- EXERCISE GOAL -
Could you output every record below exactly, leaving out the pictures?

*** Opening DATASET EXTRACT ***

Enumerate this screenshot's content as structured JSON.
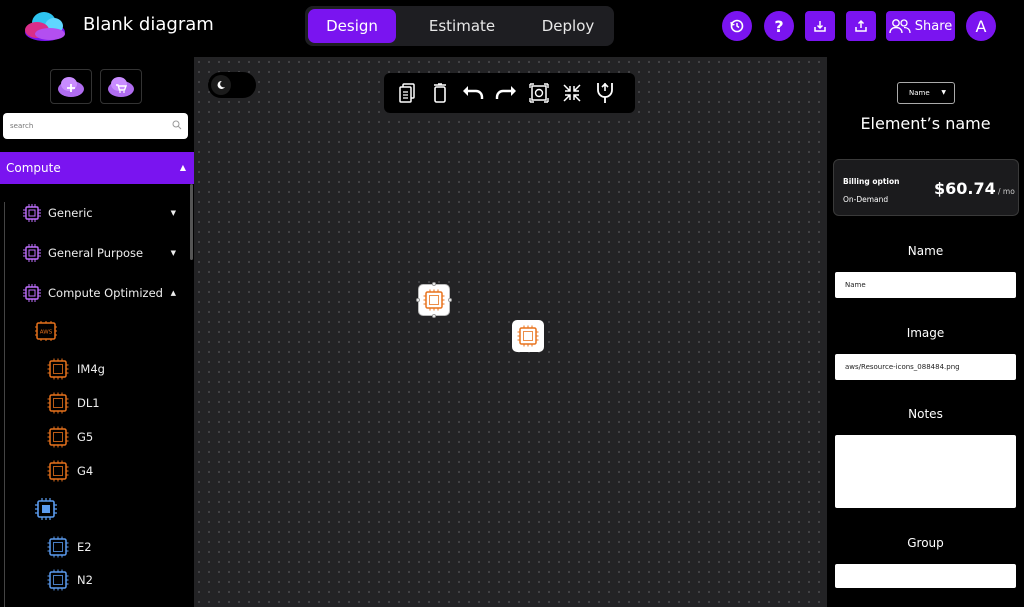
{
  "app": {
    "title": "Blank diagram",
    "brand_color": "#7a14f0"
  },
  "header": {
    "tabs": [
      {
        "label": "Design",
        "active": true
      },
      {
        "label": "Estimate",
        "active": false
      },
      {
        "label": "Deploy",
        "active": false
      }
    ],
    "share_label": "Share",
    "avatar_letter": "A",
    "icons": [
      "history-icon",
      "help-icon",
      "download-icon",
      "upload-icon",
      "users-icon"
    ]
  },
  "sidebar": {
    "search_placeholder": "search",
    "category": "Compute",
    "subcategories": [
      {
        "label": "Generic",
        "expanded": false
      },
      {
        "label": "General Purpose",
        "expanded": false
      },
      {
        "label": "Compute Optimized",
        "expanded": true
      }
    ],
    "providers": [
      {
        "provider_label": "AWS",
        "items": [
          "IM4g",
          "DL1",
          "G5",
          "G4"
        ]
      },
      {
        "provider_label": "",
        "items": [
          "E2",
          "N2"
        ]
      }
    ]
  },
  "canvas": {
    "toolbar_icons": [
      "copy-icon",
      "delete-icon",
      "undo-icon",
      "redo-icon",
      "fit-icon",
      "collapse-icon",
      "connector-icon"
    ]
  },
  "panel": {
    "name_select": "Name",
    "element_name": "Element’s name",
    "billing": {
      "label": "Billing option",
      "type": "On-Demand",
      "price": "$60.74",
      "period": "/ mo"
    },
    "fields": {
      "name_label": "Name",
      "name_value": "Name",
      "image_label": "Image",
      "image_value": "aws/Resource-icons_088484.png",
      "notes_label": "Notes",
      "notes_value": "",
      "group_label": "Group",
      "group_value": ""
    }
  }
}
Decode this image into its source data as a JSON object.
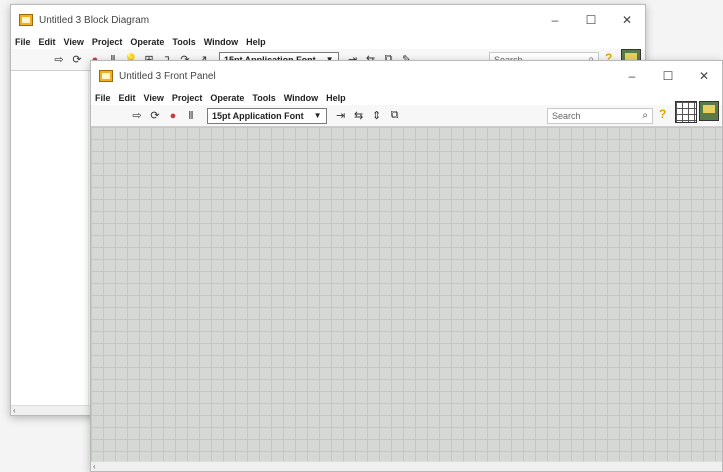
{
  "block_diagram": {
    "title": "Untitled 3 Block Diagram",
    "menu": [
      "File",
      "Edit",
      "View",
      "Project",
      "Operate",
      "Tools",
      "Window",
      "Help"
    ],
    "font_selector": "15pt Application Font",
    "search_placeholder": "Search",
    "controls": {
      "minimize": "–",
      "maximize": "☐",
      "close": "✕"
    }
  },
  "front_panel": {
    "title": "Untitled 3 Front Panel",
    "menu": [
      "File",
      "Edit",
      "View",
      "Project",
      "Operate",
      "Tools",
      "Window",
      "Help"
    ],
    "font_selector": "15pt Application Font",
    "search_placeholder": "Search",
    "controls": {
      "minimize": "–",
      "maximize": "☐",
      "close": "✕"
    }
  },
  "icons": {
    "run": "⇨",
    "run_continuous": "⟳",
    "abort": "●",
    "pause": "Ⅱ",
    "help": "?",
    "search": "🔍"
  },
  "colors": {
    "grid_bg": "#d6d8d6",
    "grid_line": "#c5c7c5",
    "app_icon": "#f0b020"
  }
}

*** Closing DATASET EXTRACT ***

- ANSWER TO THE PROBLEM -
Enumerate this screenshot's content as structured JSON.
{
  "app": {
    "title": "Blank diagram",
    "brand_color": "#7a14f0"
  },
  "header": {
    "tabs": [
      {
        "label": "Design",
        "active": true
      },
      {
        "label": "Estimate",
        "active": false
      },
      {
        "label": "Deploy",
        "active": false
      }
    ],
    "share_label": "Share",
    "avatar_letter": "A",
    "icons": [
      "history-icon",
      "help-icon",
      "download-icon",
      "upload-icon",
      "users-icon"
    ]
  },
  "sidebar": {
    "search_placeholder": "search",
    "category": "Compute",
    "subcategories": [
      {
        "label": "Generic",
        "expanded": false
      },
      {
        "label": "General Purpose",
        "expanded": false
      },
      {
        "label": "Compute Optimized",
        "expanded": true
      }
    ],
    "providers": [
      {
        "provider_label": "AWS",
        "items": [
          "IM4g",
          "DL1",
          "G5",
          "G4"
        ]
      },
      {
        "provider_label": "",
        "items": [
          "E2",
          "N2"
        ]
      }
    ]
  },
  "canvas": {
    "toolbar_icons": [
      "copy-icon",
      "delete-icon",
      "undo-icon",
      "redo-icon",
      "fit-icon",
      "collapse-icon",
      "connector-icon"
    ]
  },
  "panel": {
    "name_select": "Name",
    "element_name": "Element’s name",
    "billing": {
      "label": "Billing option",
      "type": "On-Demand",
      "price": "$60.74",
      "period": "/ mo"
    },
    "fields": {
      "name_label": "Name",
      "name_value": "Name",
      "image_label": "Image",
      "image_value": "aws/Resource-icons_088484.png",
      "notes_label": "Notes",
      "notes_value": "",
      "group_label": "Group",
      "group_value": ""
    }
  }
}
Decode this image into its source data as a JSON object.
{
  "block_diagram": {
    "title": "Untitled 3 Block Diagram",
    "menu": [
      "File",
      "Edit",
      "View",
      "Project",
      "Operate",
      "Tools",
      "Window",
      "Help"
    ],
    "font_selector": "15pt Application Font",
    "search_placeholder": "Search",
    "controls": {
      "minimize": "–",
      "maximize": "☐",
      "close": "✕"
    }
  },
  "front_panel": {
    "title": "Untitled 3 Front Panel",
    "menu": [
      "File",
      "Edit",
      "View",
      "Project",
      "Operate",
      "Tools",
      "Window",
      "Help"
    ],
    "font_selector": "15pt Application Font",
    "search_placeholder": "Search",
    "controls": {
      "minimize": "–",
      "maximize": "☐",
      "close": "✕"
    }
  },
  "icons": {
    "run": "⇨",
    "run_continuous": "⟳",
    "abort": "●",
    "pause": "Ⅱ",
    "help": "?",
    "search": "🔍"
  },
  "colors": {
    "grid_bg": "#d6d8d6",
    "grid_line": "#c5c7c5",
    "app_icon": "#f0b020"
  }
}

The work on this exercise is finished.